Here’s the best way to sum up the new Neal Morse Band album.
- If you loved SNOW, you might or might not love THE SIMILITUDE OF A DREAM.
- If you loved SOLA SCRIPTURA, you’ll definitely love THE SIMILITUDE OF A DREAM.
- If you loved THE GRAND EXPERIMENT, you’ll think THE SIMILITUDE OF A DREAM is good, but not great.
- If you have not heard of any of the albums mentioned above, but you’d like to try some of Neal Morse’s music, you definitely DO NOT want to start with THE SIMILITUDE OF A DREAM.
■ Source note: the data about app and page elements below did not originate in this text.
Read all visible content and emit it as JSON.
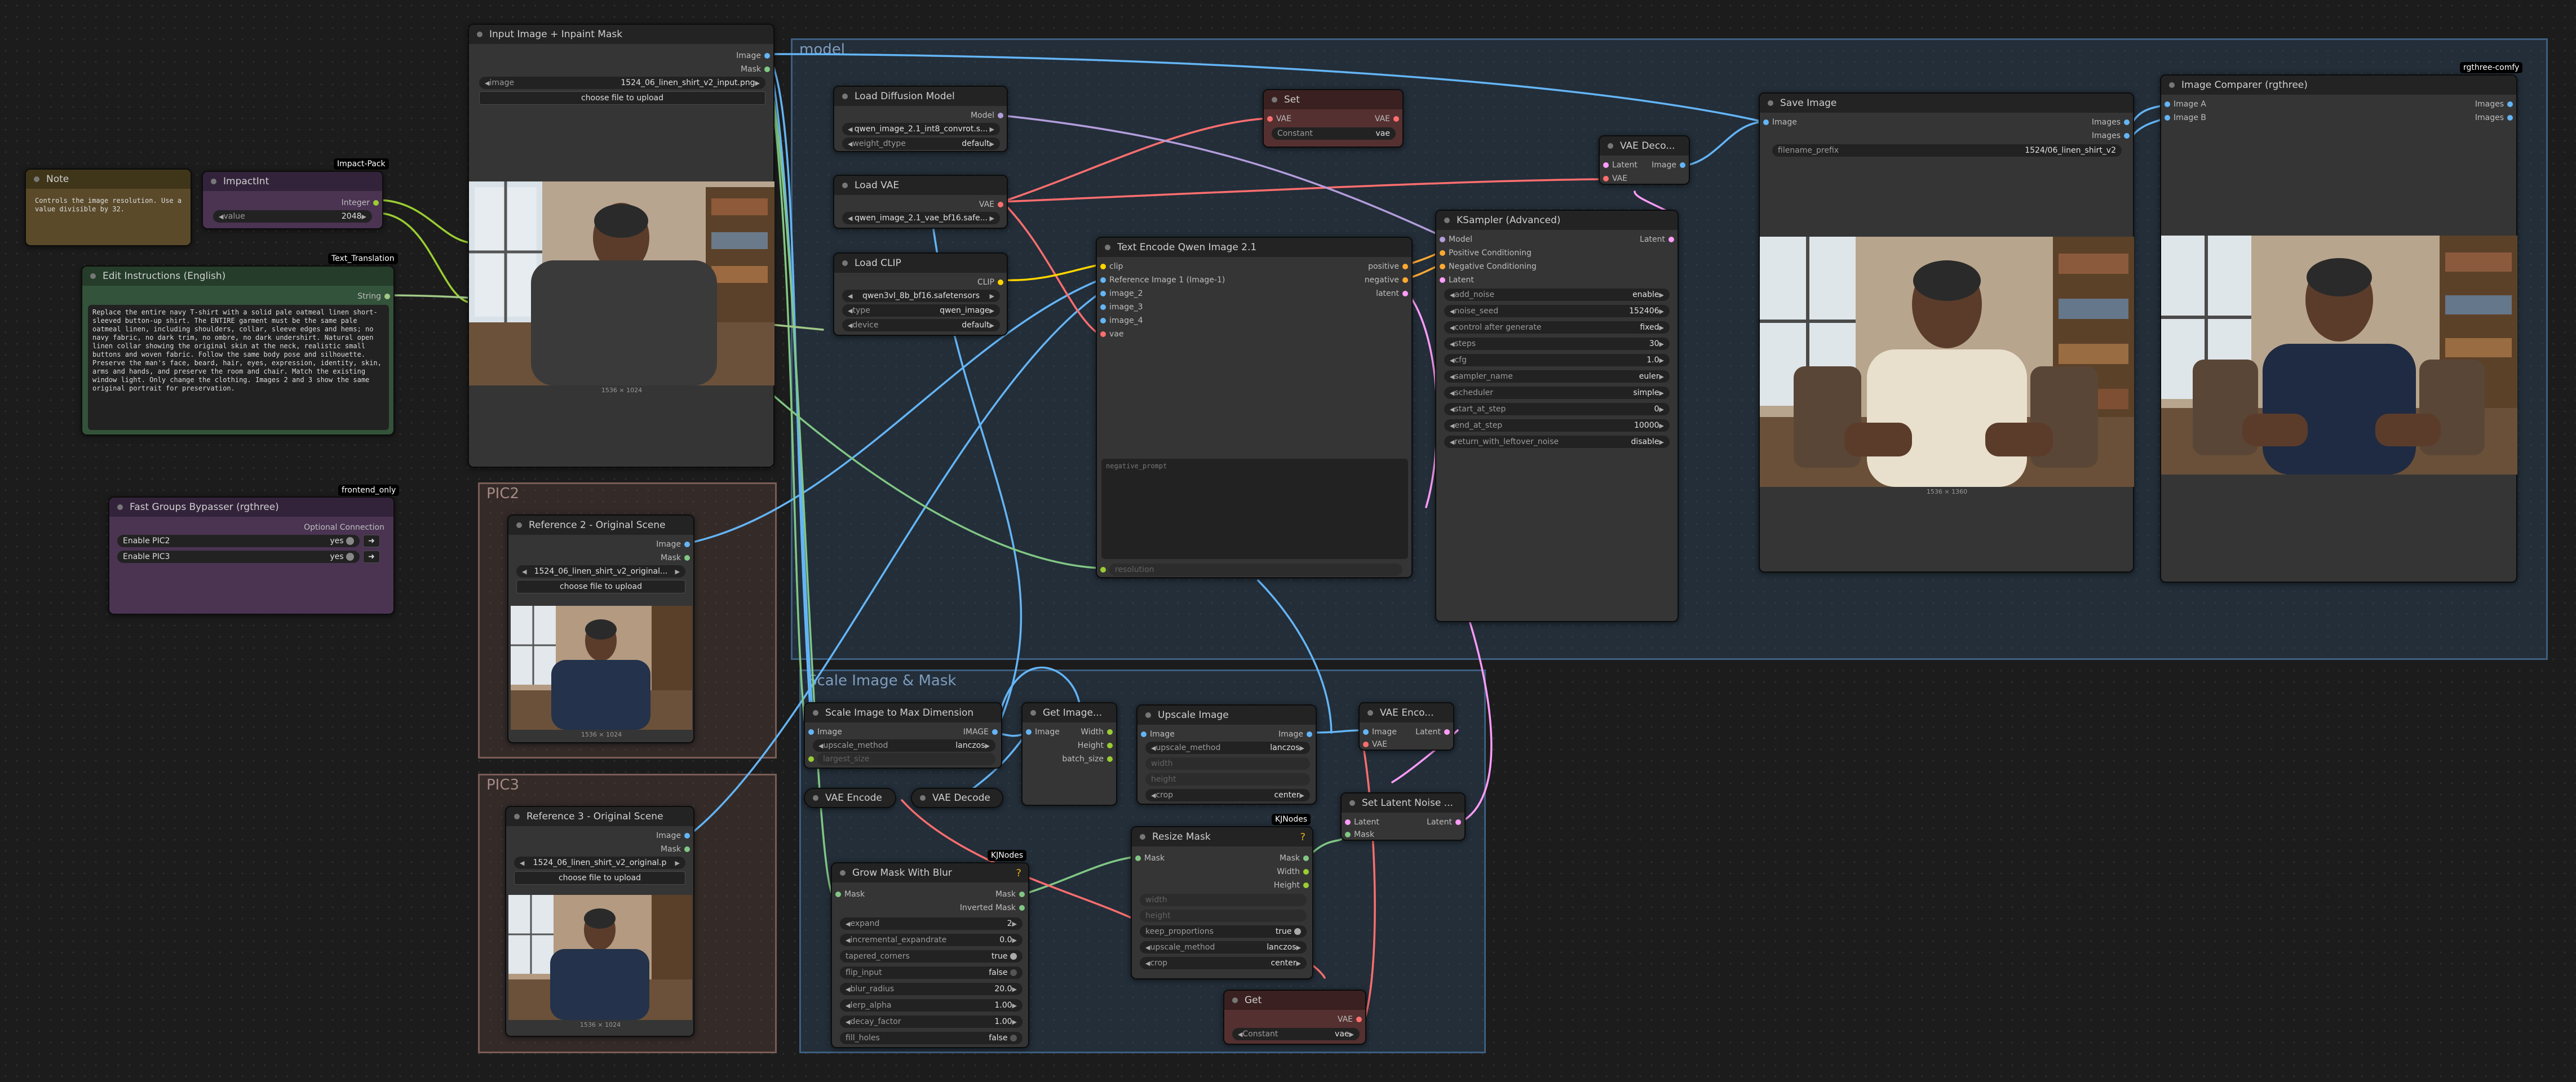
{
  "groups": {
    "model": "model",
    "scale": "Scale Image & Mask",
    "pic2": "PIC2",
    "pic3": "PIC3"
  },
  "badges": {
    "rgthree_comfy": "rgthree-comfy",
    "impact_pack": "Impact-Pack",
    "text_translation": "Text_Translation",
    "frontend_only": "frontend_only",
    "kjnodes_a": "KJNodes",
    "kjnodes_b": "KJNodes"
  },
  "note": {
    "title": "Note",
    "text": "Controls the image resolution. Use a value divisible by 32."
  },
  "impactint": {
    "title": "ImpactInt",
    "out": "Integer",
    "w_label": "value",
    "w_value": "2048"
  },
  "edit_instr": {
    "title": "Edit Instructions (English)",
    "out": "String",
    "text": "Replace the entire navy T-shirt with a solid pale oatmeal linen short-sleeved button-up shirt. The ENTIRE garment must be the same pale oatmeal linen, including shoulders, collar, sleeve edges and hems; no navy fabric, no dark trim, no ombre, no dark undershirt. Natural open linen collar showing the original skin at the neck, realistic small buttons and woven fabric. Follow the same body pose and silhouette. Preserve the man's face, beard, hair, eyes, expression, identity, skin, arms and hands, and preserve the room and chair. Match the existing window light. Only change the clothing. Images 2 and 3 show the same original portrait for preservation."
  },
  "bypasser": {
    "title": "Fast Groups Bypasser (rgthree)",
    "opt": "Optional Connection",
    "items": [
      {
        "label": "Enable PIC2",
        "state": "yes"
      },
      {
        "label": "Enable PIC3",
        "state": "yes"
      }
    ]
  },
  "input_img": {
    "title": "Input Image + Inpaint Mask",
    "out_image": "Image",
    "out_mask": "Mask",
    "w_label": "image",
    "w_value": "1524_06_linen_shirt_v2_input.png",
    "upload": "choose file to upload",
    "dims": "1536 × 1024"
  },
  "ref2": {
    "title": "Reference 2 - Original Scene",
    "out_image": "Image",
    "out_mask": "Mask",
    "w_label": "",
    "w_value": "1524_06_linen_shirt_v2_original...",
    "upload": "choose file to upload",
    "dims": "1536 × 1024"
  },
  "ref3": {
    "title": "Reference 3 - Original Scene",
    "out_image": "Image",
    "out_mask": "Mask",
    "w_label": "",
    "w_value": "1524_06_linen_shirt_v2_original.p",
    "upload": "choose file to upload",
    "dims": "1536 × 1024"
  },
  "load_diff": {
    "title": "Load Diffusion Model",
    "out": "Model",
    "w1": "qwen_image_2.1_int8_convrot.s...",
    "w2_label": "weight_dtype",
    "w2_value": "default"
  },
  "load_vae": {
    "title": "Load VAE",
    "out": "VAE",
    "w1": "qwen_image_2.1_vae_bf16.safe..."
  },
  "load_clip": {
    "title": "Load CLIP",
    "out": "CLIP",
    "w1": "qwen3vl_8b_bf16.safetensors",
    "w2_label": "type",
    "w2_value": "qwen_image",
    "w3_label": "device",
    "w3_value": "default"
  },
  "set": {
    "title": "Set",
    "in": "VAE",
    "out": "VAE",
    "w_label": "Constant",
    "w_value": "vae"
  },
  "text_enc": {
    "title": "Text Encode Qwen Image 2.1",
    "in": [
      "clip",
      "Reference Image 1 (Image-1)",
      "image_2",
      "image_3",
      "image_4",
      "vae"
    ],
    "out": [
      "positive",
      "negative",
      "latent"
    ],
    "neg": "negative_prompt",
    "resolution": "resolution"
  },
  "vae_dec_top": {
    "title": "VAE Deco...",
    "in": [
      "Latent",
      "VAE"
    ],
    "out": "Image"
  },
  "ksampler": {
    "title": "KSampler (Advanced)",
    "in": [
      "Model",
      "Positive Conditioning",
      "Negative Conditioning",
      "Latent"
    ],
    "out": "Latent",
    "widgets": [
      {
        "l": "add_noise",
        "v": "enable"
      },
      {
        "l": "noise_seed",
        "v": "152406"
      },
      {
        "l": "control after generate",
        "v": "fixed"
      },
      {
        "l": "steps",
        "v": "30"
      },
      {
        "l": "cfg",
        "v": "1.0"
      },
      {
        "l": "sampler_name",
        "v": "euler"
      },
      {
        "l": "scheduler",
        "v": "simple"
      },
      {
        "l": "start_at_step",
        "v": "0"
      },
      {
        "l": "end_at_step",
        "v": "10000"
      },
      {
        "l": "return_with_leftover_noise",
        "v": "disable"
      }
    ]
  },
  "save": {
    "title": "Save Image",
    "in": "Image",
    "out": [
      "Images",
      "Images"
    ],
    "w_label": "filename_prefix",
    "w_value": "1524/06_linen_shirt_v2",
    "dims": "1536 × 1360"
  },
  "comparer": {
    "title": "Image Comparer (rgthree)",
    "in": [
      "Image A",
      "Image B"
    ],
    "out": [
      "Images",
      "Images"
    ]
  },
  "scale_max": {
    "title": "Scale Image to Max Dimension",
    "in": "Image",
    "out": "IMAGE",
    "w1_label": "upscale_method",
    "w1_value": "lanczos",
    "w2": "largest_size"
  },
  "get_image": {
    "title": "Get Image...",
    "in": "Image",
    "out": [
      "Width",
      "Height",
      "batch_size"
    ]
  },
  "upscale": {
    "title": "Upscale Image",
    "in": "Image",
    "out": "Image",
    "widgets": [
      {
        "l": "upscale_method",
        "v": "lanczos"
      },
      {
        "l": "width",
        "v": ""
      },
      {
        "l": "height",
        "v": ""
      },
      {
        "l": "crop",
        "v": "center"
      }
    ]
  },
  "vae_enc_small": {
    "title": "VAE Enco...",
    "in": [
      "Image",
      "VAE"
    ],
    "out": "Latent"
  },
  "vae_encode": {
    "title": "VAE Encode"
  },
  "vae_decode": {
    "title": "VAE Decode"
  },
  "set_latent": {
    "title": "Set Latent Noise ...",
    "in": [
      "Latent",
      "Mask"
    ],
    "out": "Latent"
  },
  "resize_mask": {
    "title": "Resize Mask",
    "in": "Mask",
    "out": [
      "Mask",
      "Width",
      "Height"
    ],
    "widgets": [
      {
        "l": "width",
        "v": ""
      },
      {
        "l": "height",
        "v": ""
      },
      {
        "l": "keep_proportions",
        "v": "true"
      },
      {
        "l": "upscale_method",
        "v": "lanczos"
      },
      {
        "l": "crop",
        "v": "center"
      }
    ]
  },
  "grow_mask": {
    "title": "Grow Mask With Blur",
    "in": "Mask",
    "out": [
      "Mask",
      "Inverted Mask"
    ],
    "widgets": [
      {
        "l": "expand",
        "v": "2"
      },
      {
        "l": "incremental_expandrate",
        "v": "0.0"
      },
      {
        "l": "tapered_corners",
        "v": "true"
      },
      {
        "l": "flip_input",
        "v": "false"
      },
      {
        "l": "blur_radius",
        "v": "20.0"
      },
      {
        "l": "lerp_alpha",
        "v": "1.00"
      },
      {
        "l": "decay_factor",
        "v": "1.00"
      },
      {
        "l": "fill_holes",
        "v": "false"
      }
    ]
  },
  "get": {
    "title": "Get",
    "out": "VAE",
    "w_label": "Constant",
    "w_value": "vae"
  },
  "colors": {
    "image": "#64b5f6",
    "mask": "#81c784",
    "vae": "#ff6e6e",
    "latent": "#ff9cf9",
    "clip": "#ffd500",
    "cond": "#ffa931",
    "int": "#9acd32",
    "string": "#a1c887",
    "model": "#b39ddb"
  }
}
Every one of Neal Morse’s post-Spock’s Beard album seemed to get better and better: TESTIMONY; ONE; ?; LIFELINE; TESTIMONY 2; and MOMENTUM. With the exception of SOLA SCRIPTURA, Morse seemed incapable of making a mistake. Though I dislike SOLA SCRIPTURA not only for its themes and lyrics and for its music being over-the-top bombast, I was certainly willing to forgive these problems — especially given the honest spirit in which the album was written, produced, and performed.
What about THE SIMILITUDE OF A DREAM, then?
If you look at all the reviews that have come out about the brand-new Neal Morse album, THE SIMILITUDE OF A DREAM, you’ll notice that they are not only each positive, but that they also overwhelmingly gush over this two-CD set album. Most have given it perfect reviews (or very nearly perfect).
How you hear this album and judge it will be determined by how much you loved SNOW and and how much you loved SOLA SCRIPTURA. If you were taken with the long form of SNOW and the deeply religious themes of SOLA SCRIPTURA, you’ll absolutely love the new album, THE SIMILITUDE OF A DREAM, an album based on the famous early-modern Christian masterpiece, PILGRIM’S PROGRESS (1676), by John Bunyan, a proto-evangelical who fought against the established Church of England. The story—a dream—follows in the humanist tradition of Thomas More and Erasmus from a century and a half earlier. As such, it presents an extremely complicated story with a number of allegorical figures and imaginary places, coming in and out of the narrative.
Somewhat like the new album, SNOW also possessed an extremely complicated, nuanced, artful and moving tale of a man who found himself a prophet. SOLA SCRIPTURA, however, was an over-the-top exercise in beating Reformation theology (much of it simply wrong from a historical standpoint) into its listeners.
When Morse keeps his Christianity as art, he’s extraordinary. When, however, he sets out to write a Christian album, he’s much less successful. The difference is that an album such as THE GRAND EXPERIMENT is a gorgeous work of Christian art, while SOLA SCRIPTURA is a piece of Christian propaganda. One could make a similar comparison, for example, with J.R.R. Tolkien’s, THE LORD OF THE RINGS, a gorgeous work of Christian art, with CS Lewis’s THE LION, THE WITCH, AND THE WARDROBE, a piece of Christian propaganda. In the former, Frodo, Aragorn, and Gandalf, each represent the three offices of Christ: priest, king, and prophet. In the latter, Aslan is simply a feline Jesus. The former trilogy is layered, nuanced, and interesting. The latter, however, is blatant and in-your-face. Both offer wonderful stories, with some preferring Tolkien and others Lewis, while many of us love both for a variety of different reasons.
As art, THE SIMILITUDE OF A DREAM is somewhere between SNOW and SOLA SCRIPTURA in its themes as well as in its flow. Morse very ably uses the various original characters and places of Bunyon’s work to introduce music that reflects every pop and rock style from The Beatles, to the Moody Blues, to XTC, to Deep Purple, to Kansas, and to ELP. Indeed, at times, there’s even a bit of JESUS CHRIST SUPERSTAR thrown in.
Additionally, having seen live the current lineup of Morse’s band three times now, I know how incredible each of the players is. Gillette has to be one of the finest young guitarists in the world, while Portnoy is the best drummer, now that Peart has retired. Frankly, Portnoy just gets better and better as he ages.
Morse is not capable of doing anything that’s not excellent. But when it comes to him, his art ranges from what is either over the top to what is subtle and voluptuous. As such, THE SIMILITUDE OF A DREAM is far closer to SOLA SCRIPTURA than it is to any other Neal Morse solo album.
If you’re new to Morse, do NOT start here. Start with THE GRAND EXPERIMENT, his finest by far.